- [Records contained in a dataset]
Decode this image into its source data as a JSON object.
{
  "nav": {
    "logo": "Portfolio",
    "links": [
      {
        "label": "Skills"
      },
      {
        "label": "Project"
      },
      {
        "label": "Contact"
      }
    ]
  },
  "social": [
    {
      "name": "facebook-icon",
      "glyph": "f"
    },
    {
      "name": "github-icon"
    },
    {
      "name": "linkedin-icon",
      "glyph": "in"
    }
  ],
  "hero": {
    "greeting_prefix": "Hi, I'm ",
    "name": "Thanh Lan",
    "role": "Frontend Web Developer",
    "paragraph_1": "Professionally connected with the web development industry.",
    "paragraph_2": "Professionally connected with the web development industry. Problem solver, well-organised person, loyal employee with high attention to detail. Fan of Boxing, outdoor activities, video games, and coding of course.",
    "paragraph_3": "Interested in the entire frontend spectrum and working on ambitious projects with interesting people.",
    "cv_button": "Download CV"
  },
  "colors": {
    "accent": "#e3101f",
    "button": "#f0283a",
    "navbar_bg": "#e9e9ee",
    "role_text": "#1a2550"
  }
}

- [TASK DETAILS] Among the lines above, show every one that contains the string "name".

- [WRITTEN ANSWER]
      "name": "facebook-icon",
      "name": "github-icon"
      "name": "linkedin-icon",
    "name": "Thanh Lan",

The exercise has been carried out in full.